By Michael Montgomery—Exclusive to Tantalum Investing News

Prices for tantalum have been rising on the back of supply and demand fundamentals. The world needs more of the metal used for capacitors in high tech electronics such as smart phones and computers. The supply of tantalum is being stretched thin, and the reduction and vilification of DRC-mined is not helping supply side scarcity.

As a result prices, which are hard to determine concretely, have risen to approximately $120 per pound and analysts expect prices to climb to $150 in 2011, according to electronics manufacturer TTi. Prices at these levels have created another resource-staking rush in the sector. Companies are actively perusing tantalum/coltan deposits to capitalize on favorable market conditions. The Wodgina mine in Australia has resumed production because the operations can once again return a profit.

The Wodgina and Greenbushes deposits, owned by Global Advanced Metals, formerly Talison Minerals, closed in 2008 because of the economic downturn. The mines were put on care and maintenance, waiting for the right economics to restart operations. At full production the mine is capable of producing 1.4 million pounds of tantalum pentoxide annually, nearly one third of global supply. The company hopes to produce half that amount in the interim, producing 700,000 pounds.

Global Advanced Metals also owns the Greenbushes mine and processing facility. According to the company, the mine at full capacity has the ability to produce about one million pounds of tantalum pentoxide per annum. Recently the company announced that it had “agreed to purchase tantalum pentoxide ore from the Galaxy Lithium mine in Western Australia. Around 200,000 lb over the next five years will be processed at its Greenbushes plant,” reported Andy Blamey, for Platts. Galaxy Resources [ASX:GXY] is mainly a lithium mining company, but does produce tantalum as a byproduct in its operations.

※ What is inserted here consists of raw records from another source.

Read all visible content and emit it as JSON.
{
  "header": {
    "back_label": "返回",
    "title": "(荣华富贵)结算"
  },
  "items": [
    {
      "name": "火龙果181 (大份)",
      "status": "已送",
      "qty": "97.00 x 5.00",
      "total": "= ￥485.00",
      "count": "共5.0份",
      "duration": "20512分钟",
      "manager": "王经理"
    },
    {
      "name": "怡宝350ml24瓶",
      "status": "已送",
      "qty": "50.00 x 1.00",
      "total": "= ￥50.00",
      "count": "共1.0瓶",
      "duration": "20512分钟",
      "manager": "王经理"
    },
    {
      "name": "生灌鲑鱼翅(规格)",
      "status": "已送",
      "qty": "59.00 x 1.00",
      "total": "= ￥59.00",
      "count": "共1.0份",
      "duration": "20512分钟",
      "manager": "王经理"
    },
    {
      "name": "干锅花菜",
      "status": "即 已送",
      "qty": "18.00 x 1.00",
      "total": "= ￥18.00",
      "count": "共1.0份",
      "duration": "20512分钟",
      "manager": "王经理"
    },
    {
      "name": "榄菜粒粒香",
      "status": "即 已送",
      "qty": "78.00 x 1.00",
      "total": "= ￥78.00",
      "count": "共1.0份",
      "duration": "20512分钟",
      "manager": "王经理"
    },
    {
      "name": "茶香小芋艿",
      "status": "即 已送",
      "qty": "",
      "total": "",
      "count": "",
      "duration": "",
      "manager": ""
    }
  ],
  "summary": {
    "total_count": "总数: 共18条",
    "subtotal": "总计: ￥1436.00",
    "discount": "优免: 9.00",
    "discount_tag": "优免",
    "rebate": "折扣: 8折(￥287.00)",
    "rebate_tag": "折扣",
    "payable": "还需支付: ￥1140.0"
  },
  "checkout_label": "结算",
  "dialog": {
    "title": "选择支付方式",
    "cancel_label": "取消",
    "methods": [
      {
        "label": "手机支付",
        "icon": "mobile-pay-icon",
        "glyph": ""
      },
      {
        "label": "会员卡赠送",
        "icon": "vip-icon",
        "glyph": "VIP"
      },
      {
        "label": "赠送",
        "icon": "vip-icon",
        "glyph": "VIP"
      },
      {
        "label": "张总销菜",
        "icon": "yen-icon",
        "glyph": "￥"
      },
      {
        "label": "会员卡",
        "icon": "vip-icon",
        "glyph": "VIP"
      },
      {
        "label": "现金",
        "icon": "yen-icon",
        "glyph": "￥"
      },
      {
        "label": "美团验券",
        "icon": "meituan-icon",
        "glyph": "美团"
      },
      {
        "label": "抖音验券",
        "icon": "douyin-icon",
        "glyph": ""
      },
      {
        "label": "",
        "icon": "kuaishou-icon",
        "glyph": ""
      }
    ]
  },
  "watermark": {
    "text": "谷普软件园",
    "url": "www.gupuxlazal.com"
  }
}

Global tantalum market trends

The scheme to trace minerals from the Congo being implemented by the tin industry group ITRI Ltd. requires funding to meet the March 2011 date set by the US government. iTSCi (The ITRI Tin and Tantalum Supply Chain Initiative) is in need of  “at least $31 million over five years to expand the programs,” reported Michael J. Kavanagh, for Bloomberg. Nearly two thirds of the funding will come from the African mining sector, but shortfalls in funding hamper the speed and scope of the implementation.

The European Union may follow the United States lead over the classification and documentation of conflict minerals. The Frank-Dodd financial act, passed last year in the US required companies to disclose the sourcing of metals such as tin, tantalum, tungsten, gold and casserite from the DRC and neighboring countries in order to create a more “conflict free” supply chain. The EU is considering its own version of the bill.

“In December 2010, the European Parliament adopted a resolution calling on the bloc to create an EU law to ensure that imported minerals are traceable as a tool to combat illegal exploitation of conflict minerals in African countries,” reported EurActiv. No timetable for the adoption of a bill is available. However, if the European Union adopts a scheme comparable to the US regulatory statute more companies will be looking to source tantalum from non-African sources.